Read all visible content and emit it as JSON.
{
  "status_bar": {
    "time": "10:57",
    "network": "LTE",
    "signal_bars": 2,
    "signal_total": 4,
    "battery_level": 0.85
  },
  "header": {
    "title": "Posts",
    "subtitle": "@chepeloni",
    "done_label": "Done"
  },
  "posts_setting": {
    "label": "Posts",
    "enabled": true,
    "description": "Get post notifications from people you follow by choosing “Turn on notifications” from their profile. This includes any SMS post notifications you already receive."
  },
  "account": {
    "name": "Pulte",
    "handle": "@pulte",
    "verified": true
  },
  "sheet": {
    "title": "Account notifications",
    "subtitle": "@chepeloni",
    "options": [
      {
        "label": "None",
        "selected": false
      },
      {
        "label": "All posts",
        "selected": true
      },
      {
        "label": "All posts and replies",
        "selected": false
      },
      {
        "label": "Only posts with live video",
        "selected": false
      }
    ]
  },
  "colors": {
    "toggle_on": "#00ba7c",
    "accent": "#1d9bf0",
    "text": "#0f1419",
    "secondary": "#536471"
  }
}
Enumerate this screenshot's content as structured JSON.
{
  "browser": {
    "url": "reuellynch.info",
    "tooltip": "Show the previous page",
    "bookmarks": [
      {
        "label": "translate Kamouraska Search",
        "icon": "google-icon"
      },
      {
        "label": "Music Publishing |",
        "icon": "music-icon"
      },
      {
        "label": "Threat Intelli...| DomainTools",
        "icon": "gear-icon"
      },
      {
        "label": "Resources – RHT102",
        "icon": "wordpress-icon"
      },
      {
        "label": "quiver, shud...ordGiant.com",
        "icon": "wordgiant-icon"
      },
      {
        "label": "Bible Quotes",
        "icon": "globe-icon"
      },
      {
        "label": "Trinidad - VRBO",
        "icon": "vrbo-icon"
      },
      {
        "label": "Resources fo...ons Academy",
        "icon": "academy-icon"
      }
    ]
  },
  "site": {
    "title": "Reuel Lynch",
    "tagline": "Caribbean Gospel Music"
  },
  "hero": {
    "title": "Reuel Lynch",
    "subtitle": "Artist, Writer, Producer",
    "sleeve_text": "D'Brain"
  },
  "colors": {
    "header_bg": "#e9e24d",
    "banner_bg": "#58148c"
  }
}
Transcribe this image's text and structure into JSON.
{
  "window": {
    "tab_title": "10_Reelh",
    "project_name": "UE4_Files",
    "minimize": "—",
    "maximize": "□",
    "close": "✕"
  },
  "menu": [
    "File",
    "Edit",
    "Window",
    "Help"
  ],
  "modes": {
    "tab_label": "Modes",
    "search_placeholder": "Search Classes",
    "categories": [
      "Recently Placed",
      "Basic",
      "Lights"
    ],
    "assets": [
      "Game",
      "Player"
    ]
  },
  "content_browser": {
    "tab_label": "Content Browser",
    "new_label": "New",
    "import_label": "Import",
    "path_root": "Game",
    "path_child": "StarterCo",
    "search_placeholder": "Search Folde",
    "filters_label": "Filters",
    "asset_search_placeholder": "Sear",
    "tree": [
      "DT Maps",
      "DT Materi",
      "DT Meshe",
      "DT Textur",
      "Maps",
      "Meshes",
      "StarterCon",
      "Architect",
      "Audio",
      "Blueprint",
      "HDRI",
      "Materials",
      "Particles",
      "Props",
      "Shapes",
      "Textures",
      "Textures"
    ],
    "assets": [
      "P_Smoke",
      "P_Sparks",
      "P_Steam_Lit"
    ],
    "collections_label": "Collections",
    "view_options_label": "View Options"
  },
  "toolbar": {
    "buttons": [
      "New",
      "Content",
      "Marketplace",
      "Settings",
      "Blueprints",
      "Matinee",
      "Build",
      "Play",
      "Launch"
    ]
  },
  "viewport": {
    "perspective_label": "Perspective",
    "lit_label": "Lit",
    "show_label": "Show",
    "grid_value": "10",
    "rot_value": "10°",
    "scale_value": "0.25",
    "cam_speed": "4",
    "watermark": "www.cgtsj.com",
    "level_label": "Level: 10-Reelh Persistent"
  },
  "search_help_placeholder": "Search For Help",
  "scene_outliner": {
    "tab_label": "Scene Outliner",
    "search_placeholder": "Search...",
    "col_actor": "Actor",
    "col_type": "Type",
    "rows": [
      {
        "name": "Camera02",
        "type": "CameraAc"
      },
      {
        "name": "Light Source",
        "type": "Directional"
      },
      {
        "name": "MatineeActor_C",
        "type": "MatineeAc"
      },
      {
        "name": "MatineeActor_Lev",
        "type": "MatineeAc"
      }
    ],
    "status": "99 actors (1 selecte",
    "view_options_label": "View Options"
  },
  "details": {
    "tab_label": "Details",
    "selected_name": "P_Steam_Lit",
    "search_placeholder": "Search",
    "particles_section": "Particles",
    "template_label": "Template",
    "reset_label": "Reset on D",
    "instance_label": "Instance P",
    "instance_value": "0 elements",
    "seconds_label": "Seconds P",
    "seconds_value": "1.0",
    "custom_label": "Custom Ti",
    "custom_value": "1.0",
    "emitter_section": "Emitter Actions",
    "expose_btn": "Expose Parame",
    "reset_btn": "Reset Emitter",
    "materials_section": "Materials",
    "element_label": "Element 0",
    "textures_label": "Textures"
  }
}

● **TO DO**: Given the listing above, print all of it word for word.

● **ANSWER**:
Read all visible content and emit it as JSON.
{
  "status_bar": {
    "time": "10:57",
    "network": "LTE",
    "signal_bars": 2,
    "signal_total": 4,
    "battery_level": 0.85
  },
  "header": {
    "title": "Posts",
    "subtitle": "@chepeloni",
    "done_label": "Done"
  },
  "posts_setting": {
    "label": "Posts",
    "enabled": true,
    "description": "Get post notifications from people you follow by choosing “Turn on notifications” from their profile. This includes any SMS post notifications you already receive."
  },
  "account": {
    "name": "Pulte",
    "handle": "@pulte",
    "verified": true
  },
  "sheet": {
    "title": "Account notifications",
    "subtitle": "@chepeloni",
    "options": [
      {
        "label": "None",
        "selected": false
      },
      {
        "label": "All posts",
        "selected": true
      },
      {
        "label": "All posts and replies",
        "selected": false
      },
      {
        "label": "Only posts with live video",
        "selected": false
      }
    ]
  },
  "colors": {
    "toggle_on": "#00ba7c",
    "accent": "#1d9bf0",
    "text": "#0f1419",
    "secondary": "#536471"
  }
}
Enumerate this screenshot's content as structured JSON.
{
  "browser": {
    "url": "reuellynch.info",
    "tooltip": "Show the previous page",
    "bookmarks": [
      {
        "label": "translate Kamouraska Search",
        "icon": "google-icon"
      },
      {
        "label": "Music Publishing |",
        "icon": "music-icon"
      },
      {
        "label": "Threat Intelli...| DomainTools",
        "icon": "gear-icon"
      },
      {
        "label": "Resources – RHT102",
        "icon": "wordpress-icon"
      },
      {
        "label": "quiver, shud...ordGiant.com",
        "icon": "wordgiant-icon"
      },
      {
        "label": "Bible Quotes",
        "icon": "globe-icon"
      },
      {
        "label": "Trinidad - VRBO",
        "icon": "vrbo-icon"
      },
      {
        "label": "Resources fo...ons Academy",
        "icon": "academy-icon"
      }
    ]
  },
  "site": {
    "title": "Reuel Lynch",
    "tagline": "Caribbean Gospel Music"
  },
  "hero": {
    "title": "Reuel Lynch",
    "subtitle": "Artist, Writer, Producer",
    "sleeve_text": "D'Brain"
  },
  "colors": {
    "header_bg": "#e9e24d",
    "banner_bg": "#58148c"
  }
}
Transcribe this image's text and structure into JSON.
{
  "window": {
    "tab_title": "10_Reelh",
    "project_name": "UE4_Files",
    "minimize": "—",
    "maximize": "□",
    "close": "✕"
  },
  "menu": [
    "File",
    "Edit",
    "Window",
    "Help"
  ],
  "modes": {
    "tab_label": "Modes",
    "search_placeholder": "Search Classes",
    "categories": [
      "Recently Placed",
      "Basic",
      "Lights"
    ],
    "assets": [
      "Game",
      "Player"
    ]
  },
  "content_browser": {
    "tab_label": "Content Browser",
    "new_label": "New",
    "import_label": "Import",
    "path_root": "Game",
    "path_child": "StarterCo",
    "search_placeholder": "Search Folde",
    "filters_label": "Filters",
    "asset_search_placeholder": "Sear",
    "tree": [
      "DT Maps",
      "DT Materi",
      "DT Meshe",
      "DT Textur",
      "Maps",
      "Meshes",
      "StarterCon",
      "Architect",
      "Audio",
      "Blueprint",
      "HDRI",
      "Materials",
      "Particles",
      "Props",
      "Shapes",
      "Textures",
      "Textures"
    ],
    "assets": [
      "P_Smoke",
      "P_Sparks",
      "P_Steam_Lit"
    ],
    "collections_label": "Collections",
    "view_options_label": "View Options"
  },
  "toolbar": {
    "buttons": [
      "New",
      "Content",
      "Marketplace",
      "Settings",
      "Blueprints",
      "Matinee",
      "Build",
      "Play",
      "Launch"
    ]
  },
  "viewport": {
    "perspective_label": "Perspective",
    "lit_label": "Lit",
    "show_label": "Show",
    "grid_value": "10",
    "rot_value": "10°",
    "scale_value": "0.25",
    "cam_speed": "4",
    "watermark": "www.cgtsj.com",
    "level_label": "Level: 10-Reelh Persistent"
  },
  "search_help_placeholder": "Search For Help",
  "scene_outliner": {
    "tab_label": "Scene Outliner",
    "search_placeholder": "Search...",
    "col_actor": "Actor",
    "col_type": "Type",
    "rows": [
      {
        "name": "Camera02",
        "type": "CameraAc"
      },
      {
        "name": "Light Source",
        "type": "Directional"
      },
      {
        "name": "MatineeActor_C",
        "type": "MatineeAc"
      },
      {
        "name": "MatineeActor_Lev",
        "type": "MatineeAc"
      }
    ],
    "status": "99 actors (1 selecte",
    "view_options_label": "View Options"
  },
  "details": {
    "tab_label": "Details",
    "selected_name": "P_Steam_Lit",
    "search_placeholder": "Search",
    "particles_section": "Particles",
    "template_label": "Template",
    "reset_label": "Reset on D",
    "instance_label": "Instance P",
    "instance_value": "0 elements",
    "seconds_label": "Seconds P",
    "seconds_value": "1.0",
    "custom_label": "Custom Ti",
    "custom_value": "1.0",
    "emitter_section": "Emitter Actions",
    "expose_btn": "Expose Parame",
    "reset_btn": "Reset Emitter",
    "materials_section": "Materials",
    "element_label": "Element 0",
    "textures_label": "Textures"
  }
}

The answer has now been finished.